Bluegrass steel guitarist
I started actually at seven years old playing the steel guitar. And at that time I really wasn't a whole lot familiar with the whole bluegrass world. My sister and brother and mother actually were players, too, so we had a little family band going on. And, for a reason unbeknownst to me, they decided not to play anymore, so I was blessed with a whole houseful of instruments.
And the next thing that I took up was standard guitar and got fairly proficient on that about the time I found the bluegrass world. Was a pretty good guitar player, really. And there were so many guitar players, I decided to try banjo, and it really interested me. And the right-hand technique was similar to the steel guitar, so I already knew how to use finger picks. And it seemed that there were banjo players every place. Every time you'd shake a bush, a banjo player would come out of it, you know. So I decided to—I already knew how to run a bar, and it might be wise to try dobro. And I stumbled one day into a music store in Indianola, Iowa, and bought my very first one down there and have been in love with it and mesmerized by it ever since.
There's a fellow named DeVere Adams down there that had DeVere's Music Store in Indianola. And I ran into him a while back. The store long since closed, but that's where I bought my very first guitar. And he still had the sales receipt! It was in 1991, when I bought that first dobro.
The main one really that stuck out and made it famous above all was Roy Acuff's dobro player, Oswald Kirby. Brother Oswald they called him. His style at that time, and along with all the other backup players, were to play the melody, basically, is what they did, was embellish the singer by playing the melody right along. Not right along with what he sang, but when he was done singing, to play exactly what he had sang note for note. And most of them were very, very good at that. And so it tended to be pretty simple, you know, at that time.
I think probably one of the more requested tunes that I get as a dobro player is one called “Great Speckled Bird.” Every dobro player in the country plays this and has their own rendition of it. And what I would like to do is show you the way, kind of, that it started with the basic thing with Oswald. And I'll play just a tiny portion of that and then play it the way that I would play it with my approach today, which is a little bit more technical, shall we say. (Music)
Very straight up the middle.
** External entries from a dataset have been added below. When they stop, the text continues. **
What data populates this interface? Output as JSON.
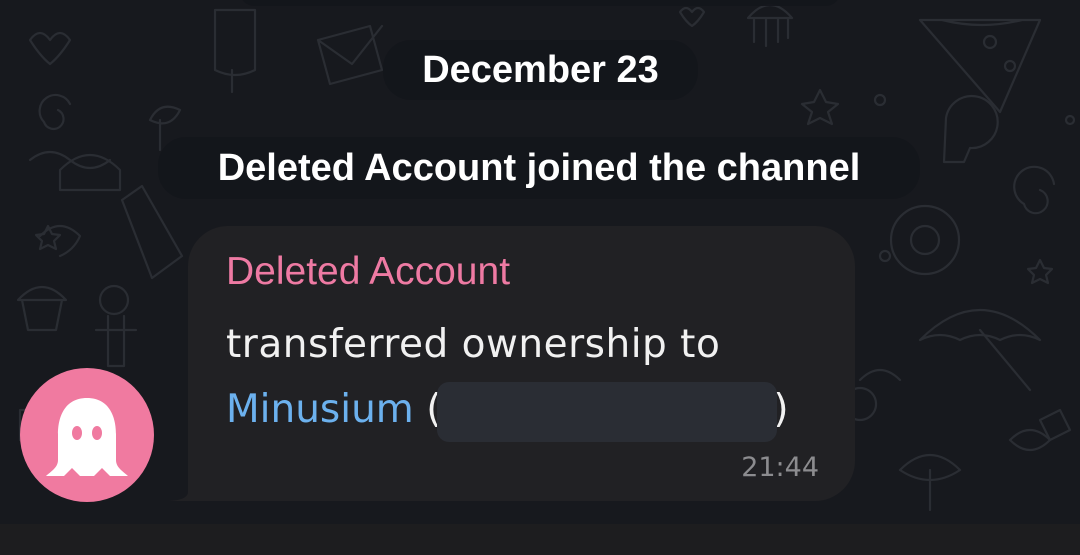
{
  "chat": {
    "date_separator": "December 23",
    "service_message": "Deleted Account joined the channel"
  },
  "message": {
    "sender": "Deleted Account",
    "text_line1": "transferred ownership to",
    "mention": "Minusium",
    "open_paren": " (",
    "close_paren": ")",
    "time": "21:44"
  },
  "avatar": {
    "icon": "ghost-icon",
    "color": "#f07aa0"
  },
  "colors": {
    "sender_name": "#ee7aa3",
    "mention_link": "#6cb1ee",
    "bubble": "#212124",
    "background": "#17191e"
  }
}
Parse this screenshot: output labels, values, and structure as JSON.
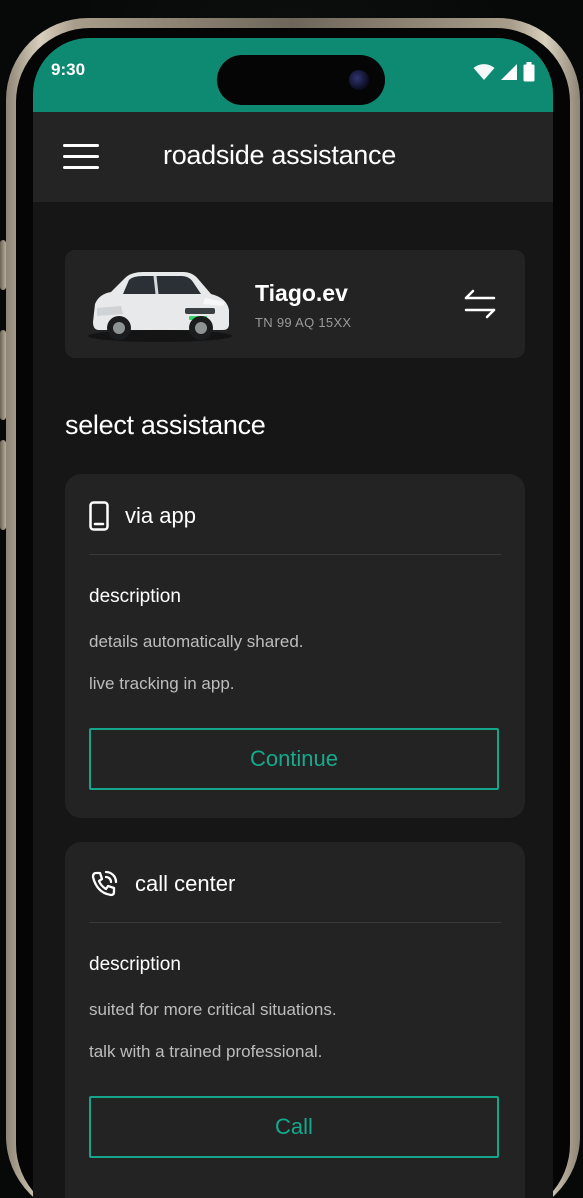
{
  "status_bar": {
    "time": "9:30",
    "icons": [
      "wifi-icon",
      "signal-icon",
      "battery-icon"
    ],
    "color": "#0f8a72"
  },
  "header": {
    "title": "roadside assistance",
    "menu_icon": "hamburger-menu-icon"
  },
  "vehicle": {
    "name": "Tiago.ev",
    "plate": "TN 99 AQ 15XX",
    "switch_icon": "swap-arrows-icon"
  },
  "section": {
    "title": "select assistance"
  },
  "options": [
    {
      "icon": "smartphone-icon",
      "title": "via app",
      "description_label": "description",
      "description_lines": [
        "details automatically shared.",
        "live tracking in app."
      ],
      "button_label": "Continue"
    },
    {
      "icon": "phone-call-icon",
      "title": "call center",
      "description_label": "description",
      "description_lines": [
        "suited for more critical situations.",
        "talk with a trained professional."
      ],
      "button_label": "Call"
    }
  ],
  "theme": {
    "accent": "#14a58a",
    "card_bg": "#232323",
    "screen_bg": "#161616",
    "header_bg": "#242424"
  }
}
It's almost the notes that the singer sung on that song. And that's the way that the original guys approached it. There's nothing wrong with that; it's just it has evolved into something totally different. The whole trick of the thing today is to get as many notes—I don't want to say “get as many notes in as you can possibly get,” because then that becomes ugly, but to more hang around and embellish the actual melody, rather than playing it note for note. (Music)
I love playing traditional bluegrass, but I also like listening to the newer styles and the guys the way they’re playing things today. Nickel Creek really turns me on for one. Randy Kohrs is a very progressive dobro player—a good friend of mine also—and he's an extremely talented player. Of course, there's Jerry Douglas; needn't say much about him that hasn't already been said. But I don't know that I would really necessarily choose one style over another, but there are definite differences in it, and that's for sure. It's more fun for me to play the newer things because it tends to make me work harder; it makes me more creative. (Music)